- What to do -
Copy out each line below exactly as it appears.
# # # # # # #
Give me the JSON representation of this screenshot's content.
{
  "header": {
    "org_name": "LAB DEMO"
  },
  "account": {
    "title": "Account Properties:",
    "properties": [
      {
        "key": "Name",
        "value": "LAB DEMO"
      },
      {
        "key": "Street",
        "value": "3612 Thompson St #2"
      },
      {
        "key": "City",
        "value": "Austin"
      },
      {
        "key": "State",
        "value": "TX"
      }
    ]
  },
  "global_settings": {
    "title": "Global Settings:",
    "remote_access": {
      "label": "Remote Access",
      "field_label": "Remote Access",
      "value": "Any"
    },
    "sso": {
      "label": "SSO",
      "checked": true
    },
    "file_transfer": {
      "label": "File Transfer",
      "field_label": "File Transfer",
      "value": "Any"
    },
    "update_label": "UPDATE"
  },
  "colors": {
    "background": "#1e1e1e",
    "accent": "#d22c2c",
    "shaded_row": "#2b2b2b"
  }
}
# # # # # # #
- Answer to this task -
Give me the JSON representation of this screenshot's content.
{
  "header": {
    "org_name": "LAB DEMO"
  },
  "account": {
    "title": "Account Properties:",
    "properties": [
      {
        "key": "Name",
        "value": "LAB DEMO"
      },
      {
        "key": "Street",
        "value": "3612 Thompson St #2"
      },
      {
        "key": "City",
        "value": "Austin"
      },
      {
        "key": "State",
        "value": "TX"
      }
    ]
  },
  "global_settings": {
    "title": "Global Settings:",
    "remote_access": {
      "label": "Remote Access",
      "field_label": "Remote Access",
      "value": "Any"
    },
    "sso": {
      "label": "SSO",
      "checked": true
    },
    "file_transfer": {
      "label": "File Transfer",
      "field_label": "File Transfer",
      "value": "Any"
    },
    "update_label": "UPDATE"
  },
  "colors": {
    "background": "#1e1e1e",
    "accent": "#d22c2c",
    "shaded_row": "#2b2b2b"
  }
}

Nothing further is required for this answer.